In 1882, Malcom K Gordon arrived as a "new kid" at the St. Paul's School in Concord, New Hampshire. He not only was an only child and knew no one else in the school, he was a Southerner, dropped down in the heyday of reconstruction into a nest of hostile Yankees. In one of those odd incongruities of life, the Southerner was to play a major role in shaping what is regarded as an essentially Northern game â€“ our great sport of hockey.
The game had been earlier introduced at St. Paul's from Canada, but Malcom Gordon is regarded as the individual who helped formalize the game by putting down on paper what is regarded as the first set of rules in the United States. This occurred in 1885, and in 1888 he was made hockey coach. Play at St. Paul's was strictly intramural, but in 1896 Gordon took the first St. Paul's team to New York to play at the old St. Nicholas Rink. In that first game, the St. Paul's alumni defeated Gordon's team 3-1. His coaching career extended until 1917 during which time he developed numerous players, including Hobey Baker, for the Eastern colleges. It was such former players who provided the financial backing for the St. Nicholas Rink.

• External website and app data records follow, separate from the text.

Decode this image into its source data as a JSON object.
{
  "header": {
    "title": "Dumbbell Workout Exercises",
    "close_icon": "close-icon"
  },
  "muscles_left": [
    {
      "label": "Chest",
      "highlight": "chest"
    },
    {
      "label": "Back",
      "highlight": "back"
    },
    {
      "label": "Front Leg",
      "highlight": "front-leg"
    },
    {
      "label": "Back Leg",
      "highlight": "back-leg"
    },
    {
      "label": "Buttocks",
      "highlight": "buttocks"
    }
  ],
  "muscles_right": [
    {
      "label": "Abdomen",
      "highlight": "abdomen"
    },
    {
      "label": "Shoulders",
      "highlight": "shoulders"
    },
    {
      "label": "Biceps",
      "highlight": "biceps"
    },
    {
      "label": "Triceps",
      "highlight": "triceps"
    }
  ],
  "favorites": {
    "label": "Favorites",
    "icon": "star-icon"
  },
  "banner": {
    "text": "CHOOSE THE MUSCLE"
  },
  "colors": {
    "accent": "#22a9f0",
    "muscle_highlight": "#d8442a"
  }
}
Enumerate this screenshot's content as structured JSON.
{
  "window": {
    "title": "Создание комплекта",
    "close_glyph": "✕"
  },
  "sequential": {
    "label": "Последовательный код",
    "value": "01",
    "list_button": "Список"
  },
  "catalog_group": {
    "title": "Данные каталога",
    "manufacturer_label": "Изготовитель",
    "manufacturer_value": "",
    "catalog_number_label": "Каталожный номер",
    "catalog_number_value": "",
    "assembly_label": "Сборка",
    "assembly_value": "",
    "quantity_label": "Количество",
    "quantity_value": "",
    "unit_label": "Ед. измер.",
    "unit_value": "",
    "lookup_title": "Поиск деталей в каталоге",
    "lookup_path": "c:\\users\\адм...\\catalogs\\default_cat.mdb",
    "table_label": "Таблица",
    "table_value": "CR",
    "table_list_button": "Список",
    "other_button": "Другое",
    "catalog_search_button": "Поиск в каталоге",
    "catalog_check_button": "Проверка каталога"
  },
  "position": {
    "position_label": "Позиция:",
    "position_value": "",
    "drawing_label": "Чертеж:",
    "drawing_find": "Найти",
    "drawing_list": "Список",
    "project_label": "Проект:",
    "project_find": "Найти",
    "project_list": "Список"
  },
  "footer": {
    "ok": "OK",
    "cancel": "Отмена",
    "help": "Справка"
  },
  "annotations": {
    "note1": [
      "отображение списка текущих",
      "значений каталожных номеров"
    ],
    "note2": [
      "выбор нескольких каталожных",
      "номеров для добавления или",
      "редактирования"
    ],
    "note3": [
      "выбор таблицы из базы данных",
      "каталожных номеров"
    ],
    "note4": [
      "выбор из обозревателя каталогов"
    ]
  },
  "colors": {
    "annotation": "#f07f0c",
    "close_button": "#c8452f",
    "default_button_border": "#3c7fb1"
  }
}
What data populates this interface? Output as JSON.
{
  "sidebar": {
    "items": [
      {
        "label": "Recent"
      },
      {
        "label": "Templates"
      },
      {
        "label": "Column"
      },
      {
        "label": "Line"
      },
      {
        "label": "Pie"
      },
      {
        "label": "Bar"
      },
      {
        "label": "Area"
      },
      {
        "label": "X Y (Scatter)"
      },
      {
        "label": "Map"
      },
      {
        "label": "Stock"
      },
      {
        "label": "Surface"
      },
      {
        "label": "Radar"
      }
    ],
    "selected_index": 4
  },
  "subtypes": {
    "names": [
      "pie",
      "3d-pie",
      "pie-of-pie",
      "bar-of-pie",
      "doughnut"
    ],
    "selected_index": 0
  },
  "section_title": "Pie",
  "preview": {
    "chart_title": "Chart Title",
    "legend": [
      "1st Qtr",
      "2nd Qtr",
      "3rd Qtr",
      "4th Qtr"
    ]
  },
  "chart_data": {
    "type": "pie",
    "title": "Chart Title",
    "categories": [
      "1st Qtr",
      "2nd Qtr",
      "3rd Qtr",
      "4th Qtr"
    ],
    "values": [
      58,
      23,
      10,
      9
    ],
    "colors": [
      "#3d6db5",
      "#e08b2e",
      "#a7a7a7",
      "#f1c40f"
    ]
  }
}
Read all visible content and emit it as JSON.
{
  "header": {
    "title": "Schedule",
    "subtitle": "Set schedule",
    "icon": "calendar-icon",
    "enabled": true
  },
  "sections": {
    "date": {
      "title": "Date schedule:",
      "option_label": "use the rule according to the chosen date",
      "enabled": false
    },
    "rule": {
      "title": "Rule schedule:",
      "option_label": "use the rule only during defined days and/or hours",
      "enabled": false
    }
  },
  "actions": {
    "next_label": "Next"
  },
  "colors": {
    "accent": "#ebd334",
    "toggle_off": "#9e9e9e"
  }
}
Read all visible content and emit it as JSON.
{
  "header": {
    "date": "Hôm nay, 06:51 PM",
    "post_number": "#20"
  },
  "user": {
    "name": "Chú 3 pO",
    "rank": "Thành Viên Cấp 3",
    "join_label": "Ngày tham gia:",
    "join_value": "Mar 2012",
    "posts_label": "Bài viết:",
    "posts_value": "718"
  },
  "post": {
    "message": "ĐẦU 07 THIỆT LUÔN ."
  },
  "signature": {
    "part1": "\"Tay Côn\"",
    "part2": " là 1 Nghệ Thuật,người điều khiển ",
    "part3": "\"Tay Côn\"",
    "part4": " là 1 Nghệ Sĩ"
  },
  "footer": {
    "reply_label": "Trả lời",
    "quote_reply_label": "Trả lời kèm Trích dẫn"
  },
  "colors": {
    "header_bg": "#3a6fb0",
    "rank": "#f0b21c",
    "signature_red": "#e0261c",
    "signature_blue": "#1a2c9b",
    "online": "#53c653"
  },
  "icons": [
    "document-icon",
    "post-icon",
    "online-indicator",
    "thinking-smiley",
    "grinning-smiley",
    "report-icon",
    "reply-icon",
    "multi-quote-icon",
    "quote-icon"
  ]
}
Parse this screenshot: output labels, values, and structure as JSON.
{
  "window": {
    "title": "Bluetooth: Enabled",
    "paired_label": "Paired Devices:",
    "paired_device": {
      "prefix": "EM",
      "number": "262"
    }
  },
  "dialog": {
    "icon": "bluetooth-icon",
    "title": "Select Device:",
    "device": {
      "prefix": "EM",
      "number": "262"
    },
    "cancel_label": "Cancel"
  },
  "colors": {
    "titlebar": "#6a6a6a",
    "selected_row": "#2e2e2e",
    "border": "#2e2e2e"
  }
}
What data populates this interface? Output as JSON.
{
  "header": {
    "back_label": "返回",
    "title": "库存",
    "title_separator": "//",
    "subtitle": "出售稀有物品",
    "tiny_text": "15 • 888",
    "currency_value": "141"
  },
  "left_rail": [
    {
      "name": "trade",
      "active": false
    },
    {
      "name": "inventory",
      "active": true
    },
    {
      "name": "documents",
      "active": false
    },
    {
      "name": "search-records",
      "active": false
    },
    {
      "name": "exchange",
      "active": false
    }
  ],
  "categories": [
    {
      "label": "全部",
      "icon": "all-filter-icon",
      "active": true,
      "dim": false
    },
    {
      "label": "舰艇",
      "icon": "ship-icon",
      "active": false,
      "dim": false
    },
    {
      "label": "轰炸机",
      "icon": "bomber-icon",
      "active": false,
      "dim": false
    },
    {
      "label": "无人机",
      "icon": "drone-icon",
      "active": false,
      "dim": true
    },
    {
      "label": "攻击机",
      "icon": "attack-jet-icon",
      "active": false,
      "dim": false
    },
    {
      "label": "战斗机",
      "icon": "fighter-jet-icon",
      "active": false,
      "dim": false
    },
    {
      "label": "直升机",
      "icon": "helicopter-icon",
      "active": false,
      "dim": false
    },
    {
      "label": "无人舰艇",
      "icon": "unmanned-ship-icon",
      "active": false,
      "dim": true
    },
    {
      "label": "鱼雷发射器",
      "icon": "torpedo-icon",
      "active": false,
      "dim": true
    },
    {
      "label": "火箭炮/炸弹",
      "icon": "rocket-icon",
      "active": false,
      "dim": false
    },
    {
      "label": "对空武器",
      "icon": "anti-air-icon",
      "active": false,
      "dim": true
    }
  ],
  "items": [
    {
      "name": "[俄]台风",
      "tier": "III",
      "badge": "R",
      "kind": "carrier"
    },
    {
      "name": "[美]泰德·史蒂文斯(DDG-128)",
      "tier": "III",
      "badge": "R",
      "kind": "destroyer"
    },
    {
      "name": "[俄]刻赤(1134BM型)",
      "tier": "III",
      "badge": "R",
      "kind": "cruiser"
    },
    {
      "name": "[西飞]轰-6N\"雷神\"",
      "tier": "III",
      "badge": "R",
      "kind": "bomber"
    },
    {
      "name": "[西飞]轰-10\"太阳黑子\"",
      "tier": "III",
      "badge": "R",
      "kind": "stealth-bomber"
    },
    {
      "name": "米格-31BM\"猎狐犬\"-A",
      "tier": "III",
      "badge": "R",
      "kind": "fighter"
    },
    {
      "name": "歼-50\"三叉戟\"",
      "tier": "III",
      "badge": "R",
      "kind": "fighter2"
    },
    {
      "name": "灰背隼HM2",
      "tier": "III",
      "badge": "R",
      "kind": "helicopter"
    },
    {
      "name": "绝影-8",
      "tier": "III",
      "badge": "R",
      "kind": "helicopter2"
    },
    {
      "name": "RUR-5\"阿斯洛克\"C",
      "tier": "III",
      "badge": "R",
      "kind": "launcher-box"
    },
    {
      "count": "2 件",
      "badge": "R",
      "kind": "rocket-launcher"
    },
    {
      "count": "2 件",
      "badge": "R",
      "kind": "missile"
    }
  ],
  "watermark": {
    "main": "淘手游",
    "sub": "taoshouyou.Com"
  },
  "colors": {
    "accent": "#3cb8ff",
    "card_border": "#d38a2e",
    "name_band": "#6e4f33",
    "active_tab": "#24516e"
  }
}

Gordon was head of the history department at St. Paul's and coached football and cricket as well as hockey. After World War I service, he was in the real estate business until 1927 when he founded the Malcom K. Gordon School at Garrison, New York. He served as headmaster until his retirement in 1952, but continued to teach at the school almost to the time of his death at age 96.